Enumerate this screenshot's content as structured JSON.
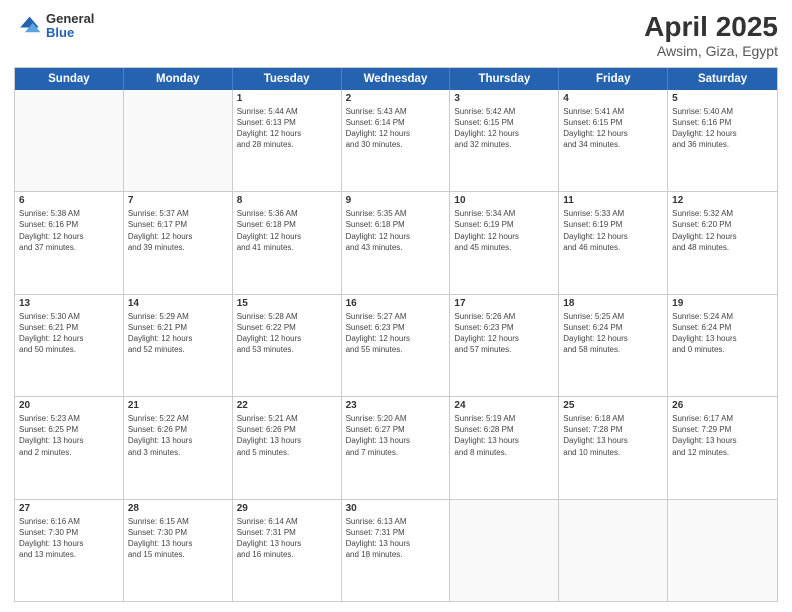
{
  "header": {
    "logo_line1": "General",
    "logo_line2": "Blue",
    "title": "April 2025",
    "subtitle": "Awsim, Giza, Egypt"
  },
  "calendar": {
    "days_of_week": [
      "Sunday",
      "Monday",
      "Tuesday",
      "Wednesday",
      "Thursday",
      "Friday",
      "Saturday"
    ],
    "weeks": [
      [
        {
          "day": "",
          "info": ""
        },
        {
          "day": "",
          "info": ""
        },
        {
          "day": "1",
          "info": "Sunrise: 5:44 AM\nSunset: 6:13 PM\nDaylight: 12 hours\nand 28 minutes."
        },
        {
          "day": "2",
          "info": "Sunrise: 5:43 AM\nSunset: 6:14 PM\nDaylight: 12 hours\nand 30 minutes."
        },
        {
          "day": "3",
          "info": "Sunrise: 5:42 AM\nSunset: 6:15 PM\nDaylight: 12 hours\nand 32 minutes."
        },
        {
          "day": "4",
          "info": "Sunrise: 5:41 AM\nSunset: 6:15 PM\nDaylight: 12 hours\nand 34 minutes."
        },
        {
          "day": "5",
          "info": "Sunrise: 5:40 AM\nSunset: 6:16 PM\nDaylight: 12 hours\nand 36 minutes."
        }
      ],
      [
        {
          "day": "6",
          "info": "Sunrise: 5:38 AM\nSunset: 6:16 PM\nDaylight: 12 hours\nand 37 minutes."
        },
        {
          "day": "7",
          "info": "Sunrise: 5:37 AM\nSunset: 6:17 PM\nDaylight: 12 hours\nand 39 minutes."
        },
        {
          "day": "8",
          "info": "Sunrise: 5:36 AM\nSunset: 6:18 PM\nDaylight: 12 hours\nand 41 minutes."
        },
        {
          "day": "9",
          "info": "Sunrise: 5:35 AM\nSunset: 6:18 PM\nDaylight: 12 hours\nand 43 minutes."
        },
        {
          "day": "10",
          "info": "Sunrise: 5:34 AM\nSunset: 6:19 PM\nDaylight: 12 hours\nand 45 minutes."
        },
        {
          "day": "11",
          "info": "Sunrise: 5:33 AM\nSunset: 6:19 PM\nDaylight: 12 hours\nand 46 minutes."
        },
        {
          "day": "12",
          "info": "Sunrise: 5:32 AM\nSunset: 6:20 PM\nDaylight: 12 hours\nand 48 minutes."
        }
      ],
      [
        {
          "day": "13",
          "info": "Sunrise: 5:30 AM\nSunset: 6:21 PM\nDaylight: 12 hours\nand 50 minutes."
        },
        {
          "day": "14",
          "info": "Sunrise: 5:29 AM\nSunset: 6:21 PM\nDaylight: 12 hours\nand 52 minutes."
        },
        {
          "day": "15",
          "info": "Sunrise: 5:28 AM\nSunset: 6:22 PM\nDaylight: 12 hours\nand 53 minutes."
        },
        {
          "day": "16",
          "info": "Sunrise: 5:27 AM\nSunset: 6:23 PM\nDaylight: 12 hours\nand 55 minutes."
        },
        {
          "day": "17",
          "info": "Sunrise: 5:26 AM\nSunset: 6:23 PM\nDaylight: 12 hours\nand 57 minutes."
        },
        {
          "day": "18",
          "info": "Sunrise: 5:25 AM\nSunset: 6:24 PM\nDaylight: 12 hours\nand 58 minutes."
        },
        {
          "day": "19",
          "info": "Sunrise: 5:24 AM\nSunset: 6:24 PM\nDaylight: 13 hours\nand 0 minutes."
        }
      ],
      [
        {
          "day": "20",
          "info": "Sunrise: 5:23 AM\nSunset: 6:25 PM\nDaylight: 13 hours\nand 2 minutes."
        },
        {
          "day": "21",
          "info": "Sunrise: 5:22 AM\nSunset: 6:26 PM\nDaylight: 13 hours\nand 3 minutes."
        },
        {
          "day": "22",
          "info": "Sunrise: 5:21 AM\nSunset: 6:26 PM\nDaylight: 13 hours\nand 5 minutes."
        },
        {
          "day": "23",
          "info": "Sunrise: 5:20 AM\nSunset: 6:27 PM\nDaylight: 13 hours\nand 7 minutes."
        },
        {
          "day": "24",
          "info": "Sunrise: 5:19 AM\nSunset: 6:28 PM\nDaylight: 13 hours\nand 8 minutes."
        },
        {
          "day": "25",
          "info": "Sunrise: 6:18 AM\nSunset: 7:28 PM\nDaylight: 13 hours\nand 10 minutes."
        },
        {
          "day": "26",
          "info": "Sunrise: 6:17 AM\nSunset: 7:29 PM\nDaylight: 13 hours\nand 12 minutes."
        }
      ],
      [
        {
          "day": "27",
          "info": "Sunrise: 6:16 AM\nSunset: 7:30 PM\nDaylight: 13 hours\nand 13 minutes."
        },
        {
          "day": "28",
          "info": "Sunrise: 6:15 AM\nSunset: 7:30 PM\nDaylight: 13 hours\nand 15 minutes."
        },
        {
          "day": "29",
          "info": "Sunrise: 6:14 AM\nSunset: 7:31 PM\nDaylight: 13 hours\nand 16 minutes."
        },
        {
          "day": "30",
          "info": "Sunrise: 6:13 AM\nSunset: 7:31 PM\nDaylight: 13 hours\nand 18 minutes."
        },
        {
          "day": "",
          "info": ""
        },
        {
          "day": "",
          "info": ""
        },
        {
          "day": "",
          "info": ""
        }
      ]
    ]
  }
}
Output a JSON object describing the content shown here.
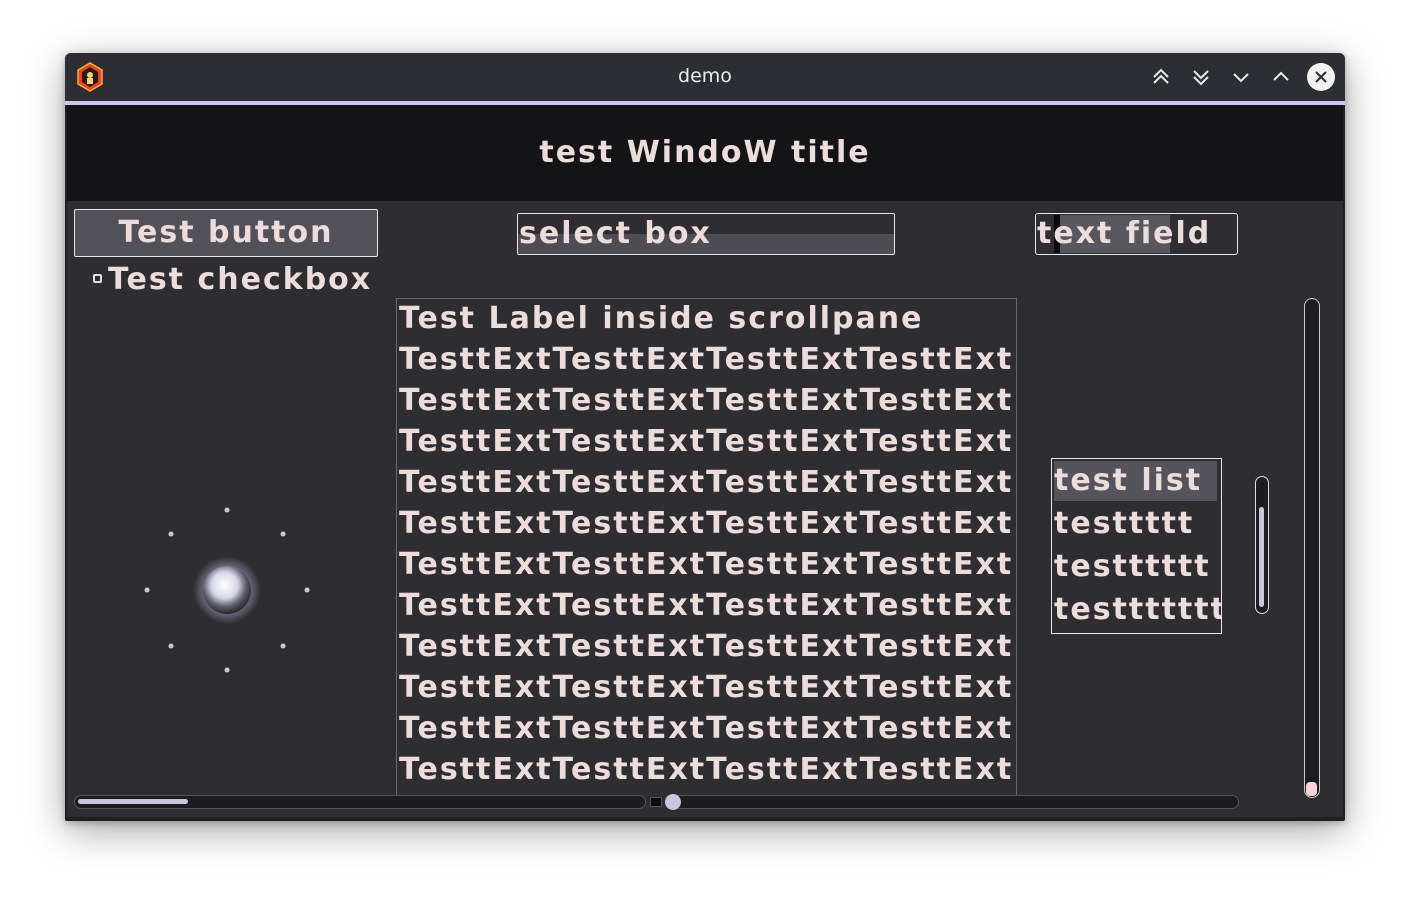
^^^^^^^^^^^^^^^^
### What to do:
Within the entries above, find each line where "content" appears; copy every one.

### Written answer:
Enumerate this screenshot's content as structured JSON.
Output a JSON object describing the content shown here.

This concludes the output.